Family Relations and Parenting Skills Interventions
When possible, incorporate opportunities for one-on-one contacts with children, parents, or the family unit. The most successful family relations and parenting interventions in our evidence base involved the child and parent(s) together with a provider. Often, these individual family-focused interventions were delivered in outpatient settings and included family counseling focused on both parenting skills and family communication. Individualized programs for families have the flexibility to allow providers to tailor the intervention to each family’s needs and make individualized therapeutic plans that target the issues (for both parent and child) that will help the child build self-regulation skills. For example, a family therapist can identify areas of change for both parent and child, help set treatment goals, and then facilitate the learning and use of specific skills such as prioritizing and managing time and troubleshooting problems at home.

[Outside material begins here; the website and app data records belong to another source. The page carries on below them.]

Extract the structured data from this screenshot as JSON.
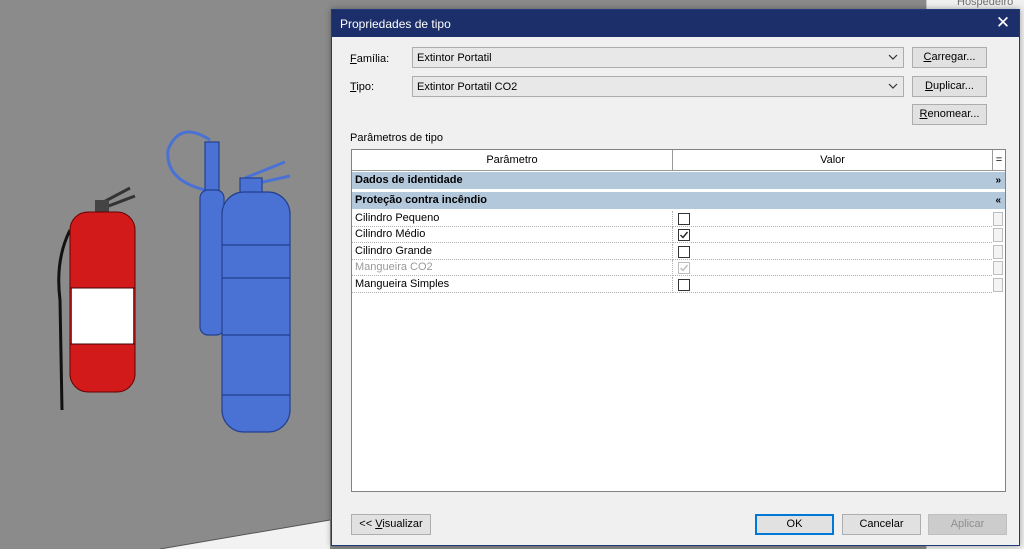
{
  "dialog": {
    "title": "Propriedades de tipo",
    "familia_label_prefix": "F",
    "familia_label_rest": "amília:",
    "familia_value": "Extintor Portatil",
    "tipo_label_prefix": "T",
    "tipo_label_rest": "ipo:",
    "tipo_value": "Extintor Portatil CO2",
    "carregar_prefix": "C",
    "carregar_rest": "arregar...",
    "duplicar_prefix": "D",
    "duplicar_rest": "uplicar...",
    "renomear_prefix": "R",
    "renomear_rest": "enomear...",
    "section_label": "Parâmetros de tipo"
  },
  "grid": {
    "col_parametro": "Parâmetro",
    "col_valor": "Valor",
    "col_menu": "=",
    "groups": [
      {
        "label": "Dados de identidade",
        "chevron": "»",
        "expanded": false
      },
      {
        "label": "Proteção contra incêndio",
        "chevron": "«",
        "expanded": true
      }
    ],
    "rows": [
      {
        "name": "Cilindro Pequeno",
        "checked": false,
        "disabled": false
      },
      {
        "name": "Cilindro Médio",
        "checked": true,
        "disabled": false
      },
      {
        "name": "Cilindro Grande",
        "checked": false,
        "disabled": false
      },
      {
        "name": "Mangueira CO2",
        "checked": true,
        "disabled": true
      },
      {
        "name": "Mangueira Simples",
        "checked": false,
        "disabled": false
      }
    ]
  },
  "footer": {
    "visualizar_prefix": "<< ",
    "visualizar_u": "V",
    "visualizar_rest": "isualizar",
    "ok_label": "OK",
    "cancelar_label": "Cancelar",
    "aplicar_label": "Aplicar"
  },
  "host_panel": {
    "peek_label": "Hospedeiro"
  },
  "colors": {
    "titlebar": "#1c2f6b",
    "group_band": "#b4c8dc",
    "primary_border": "#0078d7",
    "extinguisher_red": "#d31a1a",
    "selection_blue": "#4a72d4"
  }
}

Group formats involving multiple families, parents, or children are often necessary for a variety of practical reasons and can be effective. They may be a valuable way to build social support through shared experience, reduce isolation, and provide opportunities for parents and children to learn skills from their peers. Group formats might also be required by funders or certain curricula, can help programs reach larger numbers of participants, and are less costly than individualized interventions. On the other hand, groups may not allow enough time for participants to receive tailored content, practice new skills, get specific feedback from the provider, and learn how to transfer the skill to specific family situations. Thus, you will need to decide if group formats in your family relations and parenting skills intervention(s) are required and cannot be changed. In that case, consider if there are opportunities to integrate some aspects of an individualized format into a group structure.